Source data
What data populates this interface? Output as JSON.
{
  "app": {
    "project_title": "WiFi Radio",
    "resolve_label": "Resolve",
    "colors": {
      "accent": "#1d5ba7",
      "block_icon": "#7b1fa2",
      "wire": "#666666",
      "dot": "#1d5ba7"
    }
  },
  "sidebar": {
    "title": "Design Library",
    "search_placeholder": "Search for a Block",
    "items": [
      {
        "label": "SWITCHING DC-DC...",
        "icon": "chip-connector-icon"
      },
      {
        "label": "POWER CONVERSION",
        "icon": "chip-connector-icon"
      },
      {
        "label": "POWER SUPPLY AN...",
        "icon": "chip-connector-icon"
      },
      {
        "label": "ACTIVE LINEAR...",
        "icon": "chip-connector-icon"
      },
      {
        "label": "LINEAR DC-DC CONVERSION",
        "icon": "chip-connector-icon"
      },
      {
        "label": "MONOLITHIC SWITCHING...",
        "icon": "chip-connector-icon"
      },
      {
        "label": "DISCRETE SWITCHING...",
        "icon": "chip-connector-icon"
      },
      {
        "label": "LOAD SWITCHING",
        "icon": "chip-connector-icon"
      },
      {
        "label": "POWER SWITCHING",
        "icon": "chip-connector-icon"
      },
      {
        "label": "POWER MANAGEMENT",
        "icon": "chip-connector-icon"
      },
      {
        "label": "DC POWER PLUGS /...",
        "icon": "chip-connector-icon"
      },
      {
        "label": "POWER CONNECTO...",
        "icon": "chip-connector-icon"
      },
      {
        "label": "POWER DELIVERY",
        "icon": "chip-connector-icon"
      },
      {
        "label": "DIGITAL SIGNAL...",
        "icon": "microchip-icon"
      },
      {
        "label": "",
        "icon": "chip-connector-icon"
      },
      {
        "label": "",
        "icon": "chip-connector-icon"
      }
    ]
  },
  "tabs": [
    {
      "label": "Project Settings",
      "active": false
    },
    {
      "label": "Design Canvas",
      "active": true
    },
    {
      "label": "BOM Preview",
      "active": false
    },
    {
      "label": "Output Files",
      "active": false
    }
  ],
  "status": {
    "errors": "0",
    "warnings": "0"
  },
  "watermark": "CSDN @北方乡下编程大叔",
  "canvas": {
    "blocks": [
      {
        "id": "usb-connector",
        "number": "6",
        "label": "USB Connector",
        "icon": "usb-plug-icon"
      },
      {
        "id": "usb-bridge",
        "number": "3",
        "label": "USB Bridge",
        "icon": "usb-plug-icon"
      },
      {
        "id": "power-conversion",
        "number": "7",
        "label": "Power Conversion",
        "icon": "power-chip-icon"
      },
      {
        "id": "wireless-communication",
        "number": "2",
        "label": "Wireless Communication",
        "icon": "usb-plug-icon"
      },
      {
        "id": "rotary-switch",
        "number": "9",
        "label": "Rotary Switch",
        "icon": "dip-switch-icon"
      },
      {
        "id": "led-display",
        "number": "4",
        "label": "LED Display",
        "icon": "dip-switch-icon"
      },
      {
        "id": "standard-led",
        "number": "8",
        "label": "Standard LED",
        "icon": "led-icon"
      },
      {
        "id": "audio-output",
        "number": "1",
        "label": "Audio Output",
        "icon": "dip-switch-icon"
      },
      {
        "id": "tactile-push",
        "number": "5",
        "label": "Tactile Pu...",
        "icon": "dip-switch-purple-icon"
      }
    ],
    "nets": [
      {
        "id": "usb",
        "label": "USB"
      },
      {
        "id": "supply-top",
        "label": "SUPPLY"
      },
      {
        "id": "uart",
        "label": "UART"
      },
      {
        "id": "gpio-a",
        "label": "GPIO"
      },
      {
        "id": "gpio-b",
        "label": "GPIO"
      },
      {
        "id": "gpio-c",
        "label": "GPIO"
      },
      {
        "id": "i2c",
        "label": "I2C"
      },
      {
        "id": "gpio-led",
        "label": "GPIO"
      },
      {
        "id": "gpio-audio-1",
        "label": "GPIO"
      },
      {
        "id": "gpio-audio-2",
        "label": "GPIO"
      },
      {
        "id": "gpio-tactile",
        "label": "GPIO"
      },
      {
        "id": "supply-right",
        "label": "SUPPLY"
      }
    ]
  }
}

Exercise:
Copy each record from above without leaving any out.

Answer section:
What data populates this interface? Output as JSON.
{
  "app": {
    "project_title": "WiFi Radio",
    "resolve_label": "Resolve",
    "colors": {
      "accent": "#1d5ba7",
      "block_icon": "#7b1fa2",
      "wire": "#666666",
      "dot": "#1d5ba7"
    }
  },
  "sidebar": {
    "title": "Design Library",
    "search_placeholder": "Search for a Block",
    "items": [
      {
        "label": "SWITCHING DC-DC...",
        "icon": "chip-connector-icon"
      },
      {
        "label": "POWER CONVERSION",
        "icon": "chip-connector-icon"
      },
      {
        "label": "POWER SUPPLY AN...",
        "icon": "chip-connector-icon"
      },
      {
        "label": "ACTIVE LINEAR...",
        "icon": "chip-connector-icon"
      },
      {
        "label": "LINEAR DC-DC CONVERSION",
        "icon": "chip-connector-icon"
      },
      {
        "label": "MONOLITHIC SWITCHING...",
        "icon": "chip-connector-icon"
      },
      {
        "label": "DISCRETE SWITCHING...",
        "icon": "chip-connector-icon"
      },
      {
        "label": "LOAD SWITCHING",
        "icon": "chip-connector-icon"
      },
      {
        "label": "POWER SWITCHING",
        "icon": "chip-connector-icon"
      },
      {
        "label": "POWER MANAGEMENT",
        "icon": "chip-connector-icon"
      },
      {
        "label": "DC POWER PLUGS /...",
        "icon": "chip-connector-icon"
      },
      {
        "label": "POWER CONNECTO...",
        "icon": "chip-connector-icon"
      },
      {
        "label": "POWER DELIVERY",
        "icon": "chip-connector-icon"
      },
      {
        "label": "DIGITAL SIGNAL...",
        "icon": "microchip-icon"
      },
      {
        "label": "",
        "icon": "chip-connector-icon"
      },
      {
        "label": "",
        "icon": "chip-connector-icon"
      }
    ]
  },
  "tabs": [
    {
      "label": "Project Settings",
      "active": false
    },
    {
      "label": "Design Canvas",
      "active": true
    },
    {
      "label": "BOM Preview",
      "active": false
    },
    {
      "label": "Output Files",
      "active": false
    }
  ],
  "status": {
    "errors": "0",
    "warnings": "0"
  },
  "watermark": "CSDN @北方乡下编程大叔",
  "canvas": {
    "blocks": [
      {
        "id": "usb-connector",
        "number": "6",
        "label": "USB Connector",
        "icon": "usb-plug-icon"
      },
      {
        "id": "usb-bridge",
        "number": "3",
        "label": "USB Bridge",
        "icon": "usb-plug-icon"
      },
      {
        "id": "power-conversion",
        "number": "7",
        "label": "Power Conversion",
        "icon": "power-chip-icon"
      },
      {
        "id": "wireless-communication",
        "number": "2",
        "label": "Wireless Communication",
        "icon": "usb-plug-icon"
      },
      {
        "id": "rotary-switch",
        "number": "9",
        "label": "Rotary Switch",
        "icon": "dip-switch-icon"
      },
      {
        "id": "led-display",
        "number": "4",
        "label": "LED Display",
        "icon": "dip-switch-icon"
      },
      {
        "id": "standard-led",
        "number": "8",
        "label": "Standard LED",
        "icon": "led-icon"
      },
      {
        "id": "audio-output",
        "number": "1",
        "label": "Audio Output",
        "icon": "dip-switch-icon"
      },
      {
        "id": "tactile-push",
        "number": "5",
        "label": "Tactile Pu...",
        "icon": "dip-switch-purple-icon"
      }
    ],
    "nets": [
      {
        "id": "usb",
        "label": "USB"
      },
      {
        "id": "supply-top",
        "label": "SUPPLY"
      },
      {
        "id": "uart",
        "label": "UART"
      },
      {
        "id": "gpio-a",
        "label": "GPIO"
      },
      {
        "id": "gpio-b",
        "label": "GPIO"
      },
      {
        "id": "gpio-c",
        "label": "GPIO"
      },
      {
        "id": "i2c",
        "label": "I2C"
      },
      {
        "id": "gpio-led",
        "label": "GPIO"
      },
      {
        "id": "gpio-audio-1",
        "label": "GPIO"
      },
      {
        "id": "gpio-audio-2",
        "label": "GPIO"
      },
      {
        "id": "gpio-tactile",
        "label": "GPIO"
      },
      {
        "id": "supply-right",
        "label": "SUPPLY"
      }
    ]
  }
}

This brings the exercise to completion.